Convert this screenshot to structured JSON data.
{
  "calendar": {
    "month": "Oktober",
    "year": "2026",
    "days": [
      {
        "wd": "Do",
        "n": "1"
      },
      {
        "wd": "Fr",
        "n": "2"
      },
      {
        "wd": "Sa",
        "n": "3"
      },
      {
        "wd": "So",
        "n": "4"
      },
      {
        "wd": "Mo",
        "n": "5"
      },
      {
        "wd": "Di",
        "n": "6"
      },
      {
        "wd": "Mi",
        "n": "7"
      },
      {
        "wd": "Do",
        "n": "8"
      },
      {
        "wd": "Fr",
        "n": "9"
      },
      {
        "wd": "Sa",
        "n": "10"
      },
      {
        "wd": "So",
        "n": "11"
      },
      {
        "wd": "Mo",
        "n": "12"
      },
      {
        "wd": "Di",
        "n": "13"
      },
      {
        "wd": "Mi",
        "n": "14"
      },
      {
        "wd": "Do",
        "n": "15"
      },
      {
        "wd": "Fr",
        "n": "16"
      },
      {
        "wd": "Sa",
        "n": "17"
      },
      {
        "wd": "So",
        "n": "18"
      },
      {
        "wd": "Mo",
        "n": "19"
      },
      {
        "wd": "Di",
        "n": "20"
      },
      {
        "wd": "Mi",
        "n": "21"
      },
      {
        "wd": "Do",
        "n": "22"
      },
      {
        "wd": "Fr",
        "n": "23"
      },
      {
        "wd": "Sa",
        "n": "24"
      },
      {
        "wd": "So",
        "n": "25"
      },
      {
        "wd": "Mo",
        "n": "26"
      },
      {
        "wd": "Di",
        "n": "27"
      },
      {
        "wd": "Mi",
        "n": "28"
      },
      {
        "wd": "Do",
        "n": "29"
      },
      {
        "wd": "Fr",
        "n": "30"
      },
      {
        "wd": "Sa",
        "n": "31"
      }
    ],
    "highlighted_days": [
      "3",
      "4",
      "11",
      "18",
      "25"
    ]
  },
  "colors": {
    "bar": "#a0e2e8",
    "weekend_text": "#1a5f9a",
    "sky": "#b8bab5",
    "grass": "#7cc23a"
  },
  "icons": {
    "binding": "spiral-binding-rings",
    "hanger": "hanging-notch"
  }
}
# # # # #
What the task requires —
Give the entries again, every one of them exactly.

Solution for this exercise —
Convert this screenshot to structured JSON data.
{
  "calendar": {
    "month": "Oktober",
    "year": "2026",
    "days": [
      {
        "wd": "Do",
        "n": "1"
      },
      {
        "wd": "Fr",
        "n": "2"
      },
      {
        "wd": "Sa",
        "n": "3"
      },
      {
        "wd": "So",
        "n": "4"
      },
      {
        "wd": "Mo",
        "n": "5"
      },
      {
        "wd": "Di",
        "n": "6"
      },
      {
        "wd": "Mi",
        "n": "7"
      },
      {
        "wd": "Do",
        "n": "8"
      },
      {
        "wd": "Fr",
        "n": "9"
      },
      {
        "wd": "Sa",
        "n": "10"
      },
      {
        "wd": "So",
        "n": "11"
      },
      {
        "wd": "Mo",
        "n": "12"
      },
      {
        "wd": "Di",
        "n": "13"
      },
      {
        "wd": "Mi",
        "n": "14"
      },
      {
        "wd": "Do",
        "n": "15"
      },
      {
        "wd": "Fr",
        "n": "16"
      },
      {
        "wd": "Sa",
        "n": "17"
      },
      {
        "wd": "So",
        "n": "18"
      },
      {
        "wd": "Mo",
        "n": "19"
      },
      {
        "wd": "Di",
        "n": "20"
      },
      {
        "wd": "Mi",
        "n": "21"
      },
      {
        "wd": "Do",
        "n": "22"
      },
      {
        "wd": "Fr",
        "n": "23"
      },
      {
        "wd": "Sa",
        "n": "24"
      },
      {
        "wd": "So",
        "n": "25"
      },
      {
        "wd": "Mo",
        "n": "26"
      },
      {
        "wd": "Di",
        "n": "27"
      },
      {
        "wd": "Mi",
        "n": "28"
      },
      {
        "wd": "Do",
        "n": "29"
      },
      {
        "wd": "Fr",
        "n": "30"
      },
      {
        "wd": "Sa",
        "n": "31"
      }
    ],
    "highlighted_days": [
      "3",
      "4",
      "11",
      "18",
      "25"
    ]
  },
  "colors": {
    "bar": "#a0e2e8",
    "weekend_text": "#1a5f9a",
    "sky": "#b8bab5",
    "grass": "#7cc23a"
  },
  "icons": {
    "binding": "spiral-binding-rings",
    "hanger": "hanging-notch"
  }
}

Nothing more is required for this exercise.